Published: 2017-06-22 16:28
Last Updated: 2017-06-22 16:28
French President Emmanuel Macron's government on Thursday set out a tough new anti-terrorism law that has already faced protests from civil rights groups.
The proposals presented to the first meeting of the reshuffled cabinet are designed to allow the lifting of the state of emergency that has been in place in France since the November 2015 attacks.
The government has extended the state of emergency five times since it was introduced by the then Socialist government in response to coordinated shootings and suicide bombings in Paris that killed 130 people in November 2015.
The current provision expires in mid-July when it is expected to be extended again until November 1 while the new law is prepared.
The legislation has received the go-ahead from France's top administrative court despite concerns from rights groups including Amnesty International and Human Rights Watch that it will enshrine into law draconian powers allowed under the state of emergency.
Amnesty complained last month, for example, that French authorities were abusing anti-terrorism measures by using them to curb legitimate protests.
France has been consistently targeted by jihadists since 2015.
The ever-present threat was underlined on Monday when a man rammed a car laden with guns and gas bottles into a police van on Paris' Champs-Elysees avenue.
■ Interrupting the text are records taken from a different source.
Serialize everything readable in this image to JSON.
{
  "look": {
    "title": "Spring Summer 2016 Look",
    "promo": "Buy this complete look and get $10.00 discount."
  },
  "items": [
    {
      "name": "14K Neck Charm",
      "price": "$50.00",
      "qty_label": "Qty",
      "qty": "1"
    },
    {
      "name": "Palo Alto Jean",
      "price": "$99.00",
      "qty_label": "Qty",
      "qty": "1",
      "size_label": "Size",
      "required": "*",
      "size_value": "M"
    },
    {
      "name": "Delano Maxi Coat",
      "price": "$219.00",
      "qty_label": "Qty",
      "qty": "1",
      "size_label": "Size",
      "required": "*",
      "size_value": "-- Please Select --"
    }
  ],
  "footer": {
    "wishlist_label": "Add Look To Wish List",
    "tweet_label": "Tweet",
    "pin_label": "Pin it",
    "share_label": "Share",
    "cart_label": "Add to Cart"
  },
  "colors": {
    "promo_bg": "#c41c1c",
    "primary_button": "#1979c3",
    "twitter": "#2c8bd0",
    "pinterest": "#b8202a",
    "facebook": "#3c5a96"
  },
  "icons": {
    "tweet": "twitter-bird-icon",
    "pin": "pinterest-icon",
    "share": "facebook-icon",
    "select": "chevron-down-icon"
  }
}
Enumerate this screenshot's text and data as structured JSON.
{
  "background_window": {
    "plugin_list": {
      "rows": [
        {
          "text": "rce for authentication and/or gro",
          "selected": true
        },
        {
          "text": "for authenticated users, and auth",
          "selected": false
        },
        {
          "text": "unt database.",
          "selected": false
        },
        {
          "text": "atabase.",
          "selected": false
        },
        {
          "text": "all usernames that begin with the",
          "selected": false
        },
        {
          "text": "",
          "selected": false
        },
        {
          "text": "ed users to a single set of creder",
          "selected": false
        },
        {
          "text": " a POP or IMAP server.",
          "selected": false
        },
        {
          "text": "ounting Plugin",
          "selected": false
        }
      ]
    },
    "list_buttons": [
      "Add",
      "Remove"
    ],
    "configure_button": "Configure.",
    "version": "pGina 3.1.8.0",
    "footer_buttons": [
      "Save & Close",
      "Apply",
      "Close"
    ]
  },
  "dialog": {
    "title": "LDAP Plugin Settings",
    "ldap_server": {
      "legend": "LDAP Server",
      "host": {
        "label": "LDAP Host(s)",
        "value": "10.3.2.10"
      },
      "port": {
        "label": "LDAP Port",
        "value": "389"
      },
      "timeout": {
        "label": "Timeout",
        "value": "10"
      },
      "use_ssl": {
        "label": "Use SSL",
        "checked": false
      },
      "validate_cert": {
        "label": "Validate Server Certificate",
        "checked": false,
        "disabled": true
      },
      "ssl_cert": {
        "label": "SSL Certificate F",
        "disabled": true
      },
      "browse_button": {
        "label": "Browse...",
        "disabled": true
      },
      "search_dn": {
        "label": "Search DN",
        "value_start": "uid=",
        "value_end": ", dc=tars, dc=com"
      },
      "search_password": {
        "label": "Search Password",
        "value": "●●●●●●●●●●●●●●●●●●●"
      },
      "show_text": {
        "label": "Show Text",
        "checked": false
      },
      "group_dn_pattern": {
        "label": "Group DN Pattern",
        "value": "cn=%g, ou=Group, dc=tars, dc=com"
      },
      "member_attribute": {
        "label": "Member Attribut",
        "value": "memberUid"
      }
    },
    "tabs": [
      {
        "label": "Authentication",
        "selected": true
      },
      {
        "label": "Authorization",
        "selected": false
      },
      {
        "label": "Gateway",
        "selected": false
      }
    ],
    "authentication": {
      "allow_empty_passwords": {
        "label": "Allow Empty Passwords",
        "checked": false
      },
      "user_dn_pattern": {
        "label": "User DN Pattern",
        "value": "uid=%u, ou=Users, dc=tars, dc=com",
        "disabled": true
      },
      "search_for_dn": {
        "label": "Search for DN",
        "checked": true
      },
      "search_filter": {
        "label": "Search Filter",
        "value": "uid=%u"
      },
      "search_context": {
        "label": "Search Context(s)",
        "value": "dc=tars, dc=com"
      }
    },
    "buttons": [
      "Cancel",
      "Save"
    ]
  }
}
The driver of the car, 31-year-old suspected Islamist Adam Djaziri, died in the attack but no-one else was injured.
The new law would give local authorities greater powers to act to protect an event or location thought to be at risk from attack, without first seeking permission from the courts.
Local authorities could, for example, decide to put in place a security cordon and carry out bag checks and searches using private guards without seeking approval beforehand.
The draft law would also allow places of worship thought to be promoting extremism to be shut down for up to six months.
- 'Strikes right balance' -
Prime Minister Edouard Philippe argued it struck the "right balance" between respecting freedoms and reinforcing security.
"We want to guarantee security and we want to do so while respecting the law and the constitution... and we cannot stop living our lives," he told TF1 on Wednesday.
French authorities have launched a review of gun ownership after it emerged that the driver of the car on the Champs-Elysees had been legally allowed to possess firearms despite being on an extremist watchlist since 2015.
Interior Minister Gerard Collomb, who retained his job in Wednesday's reshuffle, said the attack was a timely response to those questioning the necessity of the new law.
"You can see that the state of France today necessitates it," Collomb said, speaking on Monday.
"If we want to effectively ensure the security of our citizens, we must be able to take a certain number of measures," he added.
Since the large-scale Paris attacks in November 2015 and last year's Nice truck attack, which were both claimed by the Islamic State group, attacks have mainly been smaller and aimed at the security forces.
A known extremist shot dead a policeman on the Champs-Elysees in April, just days before the first round of the presidential election.
Macron on Wednesday named a new centrist cabinet after his party won a commanding majority in parliamentary elections.
In a cabinet that continues to bridge the left-right divide, he appointed little-known railway executive Florence Parly as defence minister and constitutional lawyer Nicole Belloubet was made justice minister.
Veteran Socialist Jean-Yves Le Drian remains in post as foreign minister, as does conservative Finance Minister Bruno Le Maire.
After chairing the cabinet meeting, Macron headed to his first European Union summit.
The 39-year-old president said in an interview Wednesday that Europe was capable of transforming the world with France as a driving force.